UW Today

Huge waves measured for first time in Arctic Ocean

The first measurements of waves in the middle of the Arctic Ocean recorded house-sized waves during a September 2012 storm. More sensors are going out this summer to study waves in newly ice-free Arctic waters.

Tracking the breakup of Arctic summer sea ice

An international team has placed sensors on and under Arctic sea ice to monitor this season’s retreat. Scientists hope to understand the physics of the ice edge in order to predict summer conditions in the Arctic Ocean.

Students calculate future sea-level rise in Olympia

Students in a UW statistics course did a case study on sea-level rise in Olympia. All are co-authors on a new paper that looks at the uncertainties around estimates of rising seas.

Ferries for science: Instrument will monitor flow in Puget Sound

The UW, the state Department of Ecology and Washington State Ferries are working together to get a better understanding of water circulation in Puget Sound.

Ocean technology course ends spring quarter with a splash
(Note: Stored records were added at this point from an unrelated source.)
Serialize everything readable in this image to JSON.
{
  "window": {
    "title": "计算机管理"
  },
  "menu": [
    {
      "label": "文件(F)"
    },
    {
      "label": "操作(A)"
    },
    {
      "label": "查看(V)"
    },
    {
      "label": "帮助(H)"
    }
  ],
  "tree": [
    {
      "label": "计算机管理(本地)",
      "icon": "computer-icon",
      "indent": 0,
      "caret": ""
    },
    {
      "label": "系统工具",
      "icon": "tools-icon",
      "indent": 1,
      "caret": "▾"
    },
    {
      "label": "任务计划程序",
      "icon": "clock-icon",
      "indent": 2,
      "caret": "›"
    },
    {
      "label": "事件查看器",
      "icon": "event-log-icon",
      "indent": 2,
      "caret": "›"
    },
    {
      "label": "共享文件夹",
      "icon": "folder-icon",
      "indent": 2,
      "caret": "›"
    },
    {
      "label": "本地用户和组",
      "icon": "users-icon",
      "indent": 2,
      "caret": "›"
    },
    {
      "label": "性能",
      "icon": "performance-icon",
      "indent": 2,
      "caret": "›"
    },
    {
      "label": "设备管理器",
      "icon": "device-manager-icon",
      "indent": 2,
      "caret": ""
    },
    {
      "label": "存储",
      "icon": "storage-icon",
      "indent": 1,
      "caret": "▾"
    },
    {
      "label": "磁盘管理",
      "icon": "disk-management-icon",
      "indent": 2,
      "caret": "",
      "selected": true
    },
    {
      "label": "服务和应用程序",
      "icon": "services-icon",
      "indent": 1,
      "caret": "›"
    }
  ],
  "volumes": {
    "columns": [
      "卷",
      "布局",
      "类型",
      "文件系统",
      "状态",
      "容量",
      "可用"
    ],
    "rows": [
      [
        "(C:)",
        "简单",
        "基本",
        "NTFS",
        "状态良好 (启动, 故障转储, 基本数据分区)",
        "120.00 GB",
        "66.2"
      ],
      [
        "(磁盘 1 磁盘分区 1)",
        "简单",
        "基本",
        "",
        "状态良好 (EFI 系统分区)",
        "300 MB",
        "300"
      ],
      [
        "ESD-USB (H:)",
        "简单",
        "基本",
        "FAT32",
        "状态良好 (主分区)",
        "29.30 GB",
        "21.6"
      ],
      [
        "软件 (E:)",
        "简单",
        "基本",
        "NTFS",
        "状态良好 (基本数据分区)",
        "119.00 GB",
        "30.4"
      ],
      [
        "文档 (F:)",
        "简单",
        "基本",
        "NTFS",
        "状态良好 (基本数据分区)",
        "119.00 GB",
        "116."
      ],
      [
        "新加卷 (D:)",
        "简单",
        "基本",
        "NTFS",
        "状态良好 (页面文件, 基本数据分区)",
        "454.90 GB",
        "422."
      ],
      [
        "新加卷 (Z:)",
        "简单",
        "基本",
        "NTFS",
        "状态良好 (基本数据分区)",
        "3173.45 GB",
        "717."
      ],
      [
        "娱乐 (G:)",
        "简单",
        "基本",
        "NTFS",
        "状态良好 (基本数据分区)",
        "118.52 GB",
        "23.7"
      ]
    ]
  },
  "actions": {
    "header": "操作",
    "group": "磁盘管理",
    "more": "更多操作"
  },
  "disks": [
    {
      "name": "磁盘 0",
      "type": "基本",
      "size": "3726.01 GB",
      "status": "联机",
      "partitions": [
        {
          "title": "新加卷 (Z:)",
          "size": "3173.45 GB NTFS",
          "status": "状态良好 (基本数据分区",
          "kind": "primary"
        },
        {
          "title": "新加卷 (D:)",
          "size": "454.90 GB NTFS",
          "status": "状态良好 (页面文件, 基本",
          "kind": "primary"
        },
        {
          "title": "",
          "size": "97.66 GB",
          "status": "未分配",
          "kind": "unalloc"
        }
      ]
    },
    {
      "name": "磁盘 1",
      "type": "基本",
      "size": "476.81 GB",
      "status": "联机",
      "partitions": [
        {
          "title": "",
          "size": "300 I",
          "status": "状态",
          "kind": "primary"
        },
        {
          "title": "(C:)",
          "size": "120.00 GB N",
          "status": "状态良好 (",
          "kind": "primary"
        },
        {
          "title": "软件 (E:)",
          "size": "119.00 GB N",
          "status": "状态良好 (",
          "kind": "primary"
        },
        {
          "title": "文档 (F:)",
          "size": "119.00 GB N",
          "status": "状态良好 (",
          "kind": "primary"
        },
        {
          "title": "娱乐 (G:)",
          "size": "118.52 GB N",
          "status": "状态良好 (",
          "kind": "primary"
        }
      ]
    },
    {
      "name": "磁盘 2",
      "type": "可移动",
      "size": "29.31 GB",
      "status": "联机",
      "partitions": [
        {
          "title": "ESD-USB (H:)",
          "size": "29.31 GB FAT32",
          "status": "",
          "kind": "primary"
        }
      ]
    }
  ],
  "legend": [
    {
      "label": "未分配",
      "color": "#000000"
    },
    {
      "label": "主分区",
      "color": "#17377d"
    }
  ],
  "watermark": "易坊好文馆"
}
A University of Washington undergraduate class has students design, build and test their own Internet-connected oceanographic sensors. The students are getting their feet wet, literally, in a new type of oceanography.

West Antarctic Ice Sheet collapse is under way

The collapse of the West Antarctic Ice Sheet has begun, according to computer models using detailed topographic maps. The fast-moving Thwaites Glacier will likely disappear in a matter of centuries, researchers say, raising sea level by nearly 2 feet.

Greenland melting due equally to global warming, natural variations

Up to half of the recent warming in Greenland and surrounding areas may be due to climate variations that originate in the tropical Pacific and are not connected with the overall warming of the planet. Still, at least half the warming remains attributable to global warming caused by rising carbon dioxide emissions.

UW scientist a lead author on third National Climate Assessment

University of Washington climate scientist Amy Snover is one of two lead authors for the Northwest chapter of the newly published National Climate Assessment.

Puget Sound’s rich waters supplied by deep, turbulent canyon

UW oceanographers found fast-flowing water and intense mixing in a submarine canyon just off the Washington coast.

Greenland ice cores show industrial record of acid rain, success of U.S. Clean Air Act

Detailed ice core measurements show smog-related ratios leveling off in 1970, and suggests these deposits are sensitive to the same chemicals that cause acid rain.

« Previous Page Next Page »